I previously wrote this: I remember sitting in the doctor's office as the surgeon said those dreaded words, "You have cancer". I felt like I stepped into the middle of a silent hurricane. There was a roar and a rage that spun my life in a direction I had never anticipated. When you are told you have cancer, it amounts to being given a death sentence. All sorts of crazy thoughts run through your head. Mine were "Will I live long enough to see my daughter graduate High School? Graduate College? Get married? Watch my grandchildren grow up?". Next you realize that you have just set milestones to meet. Then you dive right into the self-pity. When you finally come up for air, you prepare for your recommended treatment. Then you vow to fight the cancer with all you've got and set out on your survivor's journey. And it can be a tough one. Your safety, security and optimism about your life and the future is shaken. The world is revealed as unfair. And with those three little words, I became a breast cancer survivor. 

They say that when you face death, your life flashes before your eyes. I guess I chose to focus on the important things in my life. Which brings us to today. I am so sorry that your family members can't be counted on. You know that Grandma Martha would have been yelling the loudest and is probably throwing a raucous party in heaven, celebrating your achievement. I'm sorry that the father you knew and loved so much managed to scramble his brain and morph into a whole different person that is hard to love. He really is proud of you, he just doesn't know how to express it anymore. I'm sorry that the breast cancer almost deprived me of this moment. But it didn't and I'm planning to be around for all those other personal milestones I set. 

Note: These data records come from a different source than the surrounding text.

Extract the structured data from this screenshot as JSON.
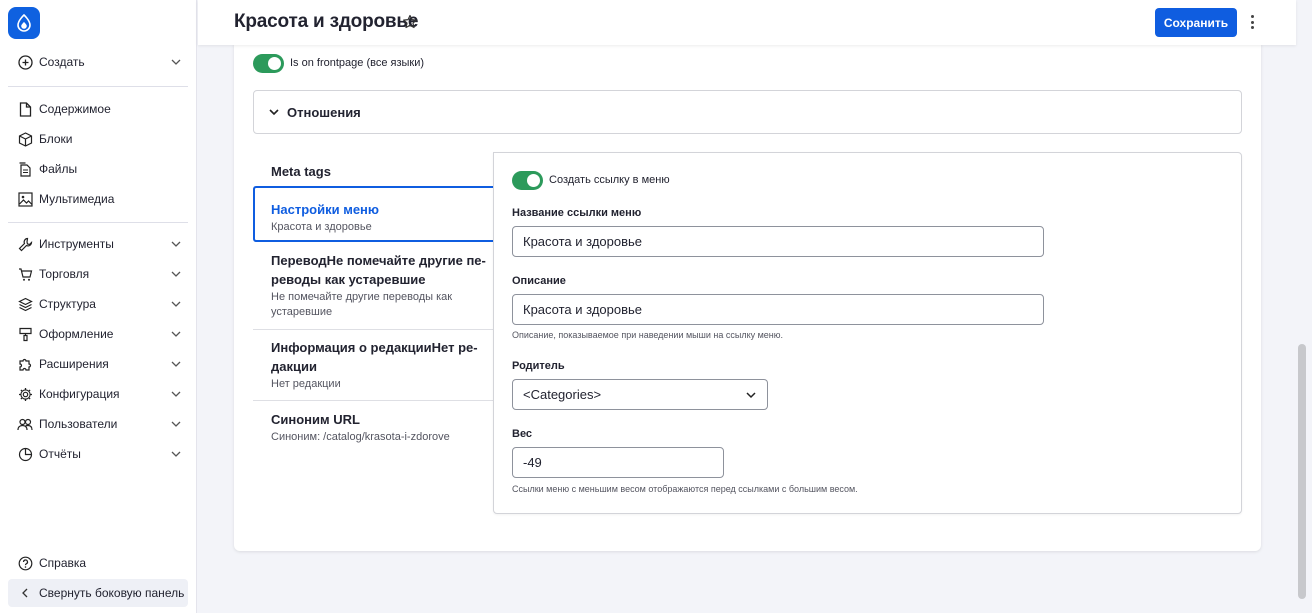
{
  "header": {
    "title": "Красота и здоровье",
    "save_label": "Сохранить"
  },
  "sidebar": {
    "create_label": "Создать",
    "content_items": [
      {
        "label": "Содержимое",
        "icon": "file-icon"
      },
      {
        "label": "Блоки",
        "icon": "cube-icon"
      },
      {
        "label": "Файлы",
        "icon": "files-icon"
      },
      {
        "label": "Мультимедиа",
        "icon": "image-icon"
      }
    ],
    "admin_items": [
      {
        "label": "Инструменты",
        "icon": "wrench-icon"
      },
      {
        "label": "Торговля",
        "icon": "cart-icon"
      },
      {
        "label": "Структура",
        "icon": "layers-icon"
      },
      {
        "label": "Оформление",
        "icon": "brush-icon"
      },
      {
        "label": "Расширения",
        "icon": "puzzle-icon"
      },
      {
        "label": "Конфигурация",
        "icon": "gear-icon"
      },
      {
        "label": "Пользователи",
        "icon": "users-icon"
      },
      {
        "label": "Отчёты",
        "icon": "chart-icon"
      }
    ],
    "help_label": "Справка",
    "collapse_label": "Свернуть боковую панель"
  },
  "frontpage_toggle": {
    "label": "Is on frontpage (все языки)",
    "checked": true
  },
  "relations": {
    "label": "Отношения"
  },
  "tabs": [
    {
      "title": "Meta tags",
      "summary": ""
    },
    {
      "title": "Настройки меню",
      "summary": "Красота и здоровье"
    },
    {
      "title_line1": "ПереводНе помечайте другие пе-",
      "title_line2": "реводы как устаревшие",
      "summary_line1": "Не помечайте другие переводы как",
      "summary_line2": "устаревшие"
    },
    {
      "title_line1": "Информация о редакцииНет ре-",
      "title_line2": "дакции",
      "summary": "Нет редакции"
    },
    {
      "title": "Синоним URL",
      "summary": "Синоним: /catalog/krasota-i-zdorove"
    }
  ],
  "menu_settings": {
    "create_link_label": "Создать ссылку в меню",
    "create_link_checked": true,
    "link_title_label": "Название ссылки меню",
    "link_title_value": "Красота и здоровье",
    "description_label": "Описание",
    "description_value": "Красота и здоровье",
    "description_help": "Описание, показываемое при наведении мыши на ссылку меню.",
    "parent_label": "Родитель",
    "parent_value": "<Categories>",
    "weight_label": "Вес",
    "weight_value": "-49",
    "weight_help": "Ссылки меню с меньшим весом отображаются перед ссылками с большим весом."
  },
  "colors": {
    "accent": "#0f5de0",
    "toggle_on": "#2c9a5b"
  }
}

I know that you felt lost in the shuffle after your dad's accident. But I knew that there were plenty of people to take care of you, so I didn't worry. Then, just as I thought we were getting back on track, Cancer reared it's ugly head. And I focused totally and completely on myself. Please know that you are my priority and I am here for you. It is my greatest desire to see you succeed and do great things for the world. I love you.